§ **What to produce**
Restate the records in full, keeping every word as it is.

*** Opening of Listed records ***

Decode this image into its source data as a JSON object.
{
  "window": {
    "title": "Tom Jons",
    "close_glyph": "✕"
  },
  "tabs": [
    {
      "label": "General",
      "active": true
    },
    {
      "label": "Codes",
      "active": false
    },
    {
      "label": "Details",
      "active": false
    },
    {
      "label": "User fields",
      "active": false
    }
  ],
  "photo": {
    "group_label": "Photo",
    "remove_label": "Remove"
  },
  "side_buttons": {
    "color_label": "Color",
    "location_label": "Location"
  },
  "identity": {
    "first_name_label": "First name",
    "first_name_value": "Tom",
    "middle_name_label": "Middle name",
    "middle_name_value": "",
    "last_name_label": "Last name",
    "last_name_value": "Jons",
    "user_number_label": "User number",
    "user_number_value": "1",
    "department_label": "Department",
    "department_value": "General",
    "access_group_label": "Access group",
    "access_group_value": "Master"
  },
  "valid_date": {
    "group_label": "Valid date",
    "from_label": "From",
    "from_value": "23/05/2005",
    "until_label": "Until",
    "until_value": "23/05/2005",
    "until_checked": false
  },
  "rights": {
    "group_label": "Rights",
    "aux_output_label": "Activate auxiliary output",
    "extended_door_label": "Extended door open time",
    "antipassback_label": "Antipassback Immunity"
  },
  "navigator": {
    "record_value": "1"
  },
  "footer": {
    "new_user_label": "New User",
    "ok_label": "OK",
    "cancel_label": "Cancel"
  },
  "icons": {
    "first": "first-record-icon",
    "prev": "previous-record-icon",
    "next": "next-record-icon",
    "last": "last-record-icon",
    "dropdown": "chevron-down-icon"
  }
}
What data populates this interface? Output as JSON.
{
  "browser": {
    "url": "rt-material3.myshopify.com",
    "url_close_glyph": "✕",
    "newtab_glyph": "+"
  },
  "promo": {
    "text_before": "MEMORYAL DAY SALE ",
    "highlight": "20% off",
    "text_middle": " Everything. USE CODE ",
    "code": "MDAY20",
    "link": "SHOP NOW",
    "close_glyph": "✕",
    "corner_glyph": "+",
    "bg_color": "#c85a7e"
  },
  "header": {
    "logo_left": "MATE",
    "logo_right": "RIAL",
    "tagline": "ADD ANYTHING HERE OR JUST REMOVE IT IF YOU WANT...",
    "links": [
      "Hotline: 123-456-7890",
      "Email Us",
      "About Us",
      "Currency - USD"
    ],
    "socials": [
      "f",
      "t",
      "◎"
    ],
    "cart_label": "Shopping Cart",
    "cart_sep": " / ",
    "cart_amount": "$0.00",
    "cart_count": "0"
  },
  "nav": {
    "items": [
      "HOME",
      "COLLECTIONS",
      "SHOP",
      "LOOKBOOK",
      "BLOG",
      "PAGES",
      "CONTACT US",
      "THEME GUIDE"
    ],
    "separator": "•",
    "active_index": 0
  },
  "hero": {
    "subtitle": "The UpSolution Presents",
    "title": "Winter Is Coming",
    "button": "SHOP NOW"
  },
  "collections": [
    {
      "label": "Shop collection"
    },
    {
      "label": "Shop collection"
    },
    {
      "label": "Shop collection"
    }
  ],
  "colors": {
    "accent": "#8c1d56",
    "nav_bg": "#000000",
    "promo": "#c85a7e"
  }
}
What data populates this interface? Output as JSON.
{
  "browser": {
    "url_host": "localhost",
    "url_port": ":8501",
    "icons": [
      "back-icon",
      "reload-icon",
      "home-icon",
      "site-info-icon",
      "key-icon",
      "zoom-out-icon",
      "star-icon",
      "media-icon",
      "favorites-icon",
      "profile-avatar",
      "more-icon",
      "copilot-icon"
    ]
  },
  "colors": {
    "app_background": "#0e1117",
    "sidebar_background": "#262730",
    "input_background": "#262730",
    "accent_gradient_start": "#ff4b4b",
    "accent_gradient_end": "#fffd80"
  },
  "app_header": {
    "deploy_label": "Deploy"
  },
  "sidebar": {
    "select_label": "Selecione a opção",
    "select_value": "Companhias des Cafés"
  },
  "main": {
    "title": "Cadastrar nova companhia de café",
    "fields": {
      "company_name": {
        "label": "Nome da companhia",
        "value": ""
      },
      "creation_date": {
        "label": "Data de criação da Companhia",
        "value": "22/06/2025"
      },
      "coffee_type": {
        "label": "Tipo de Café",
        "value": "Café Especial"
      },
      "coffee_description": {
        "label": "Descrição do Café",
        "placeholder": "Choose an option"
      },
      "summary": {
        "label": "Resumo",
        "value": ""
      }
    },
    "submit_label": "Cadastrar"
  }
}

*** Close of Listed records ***

§ **Result for this task**
Decode this image into its source data as a JSON object.
{
  "window": {
    "title": "Tom Jons",
    "close_glyph": "✕"
  },
  "tabs": [
    {
      "label": "General",
      "active": true
    },
    {
      "label": "Codes",
      "active": false
    },
    {
      "label": "Details",
      "active": false
    },
    {
      "label": "User fields",
      "active": false
    }
  ],
  "photo": {
    "group_label": "Photo",
    "remove_label": "Remove"
  },
  "side_buttons": {
    "color_label": "Color",
    "location_label": "Location"
  },
  "identity": {
    "first_name_label": "First name",
    "first_name_value": "Tom",
    "middle_name_label": "Middle name",
    "middle_name_value": "",
    "last_name_label": "Last name",
    "last_name_value": "Jons",
    "user_number_label": "User number",
    "user_number_value": "1",
    "department_label": "Department",
    "department_value": "General",
    "access_group_label": "Access group",
    "access_group_value": "Master"
  },
  "valid_date": {
    "group_label": "Valid date",
    "from_label": "From",
    "from_value": "23/05/2005",
    "until_label": "Until",
    "until_value": "23/05/2005",
    "until_checked": false
  },
  "rights": {
    "group_label": "Rights",
    "aux_output_label": "Activate auxiliary output",
    "extended_door_label": "Extended door open time",
    "antipassback_label": "Antipassback Immunity"
  },
  "navigator": {
    "record_value": "1"
  },
  "footer": {
    "new_user_label": "New User",
    "ok_label": "OK",
    "cancel_label": "Cancel"
  },
  "icons": {
    "first": "first-record-icon",
    "prev": "previous-record-icon",
    "next": "next-record-icon",
    "last": "last-record-icon",
    "dropdown": "chevron-down-icon"
  }
}
What data populates this interface? Output as JSON.
{
  "browser": {
    "url": "rt-material3.myshopify.com",
    "url_close_glyph": "✕",
    "newtab_glyph": "+"
  },
  "promo": {
    "text_before": "MEMORYAL DAY SALE ",
    "highlight": "20% off",
    "text_middle": " Everything. USE CODE ",
    "code": "MDAY20",
    "link": "SHOP NOW",
    "close_glyph": "✕",
    "corner_glyph": "+",
    "bg_color": "#c85a7e"
  },
  "header": {
    "logo_left": "MATE",
    "logo_right": "RIAL",
    "tagline": "ADD ANYTHING HERE OR JUST REMOVE IT IF YOU WANT...",
    "links": [
      "Hotline: 123-456-7890",
      "Email Us",
      "About Us",
      "Currency - USD"
    ],
    "socials": [
      "f",
      "t",
      "◎"
    ],
    "cart_label": "Shopping Cart",
    "cart_sep": " / ",
    "cart_amount": "$0.00",
    "cart_count": "0"
  },
  "nav": {
    "items": [
      "HOME",
      "COLLECTIONS",
      "SHOP",
      "LOOKBOOK",
      "BLOG",
      "PAGES",
      "CONTACT US",
      "THEME GUIDE"
    ],
    "separator": "•",
    "active_index": 0
  },
  "hero": {
    "subtitle": "The UpSolution Presents",
    "title": "Winter Is Coming",
    "button": "SHOP NOW"
  },
  "collections": [
    {
      "label": "Shop collection"
    },
    {
      "label": "Shop collection"
    },
    {
      "label": "Shop collection"
    }
  ],
  "colors": {
    "accent": "#8c1d56",
    "nav_bg": "#000000",
    "promo": "#c85a7e"
  }
}
What data populates this interface? Output as JSON.
{
  "browser": {
    "url_host": "localhost",
    "url_port": ":8501",
    "icons": [
      "back-icon",
      "reload-icon",
      "home-icon",
      "site-info-icon",
      "key-icon",
      "zoom-out-icon",
      "star-icon",
      "media-icon",
      "favorites-icon",
      "profile-avatar",
      "more-icon",
      "copilot-icon"
    ]
  },
  "colors": {
    "app_background": "#0e1117",
    "sidebar_background": "#262730",
    "input_background": "#262730",
    "accent_gradient_start": "#ff4b4b",
    "accent_gradient_end": "#fffd80"
  },
  "app_header": {
    "deploy_label": "Deploy"
  },
  "sidebar": {
    "select_label": "Selecione a opção",
    "select_value": "Companhias des Cafés"
  },
  "main": {
    "title": "Cadastrar nova companhia de café",
    "fields": {
      "company_name": {
        "label": "Nome da companhia",
        "value": ""
      },
      "creation_date": {
        "label": "Data de criação da Companhia",
        "value": "22/06/2025"
      },
      "coffee_type": {
        "label": "Tipo de Café",
        "value": "Café Especial"
      },
      "coffee_description": {
        "label": "Descrição do Café",
        "placeholder": "Choose an option"
      },
      "summary": {
        "label": "Resumo",
        "value": ""
      }
    },
    "submit_label": "Cadastrar"
  }
}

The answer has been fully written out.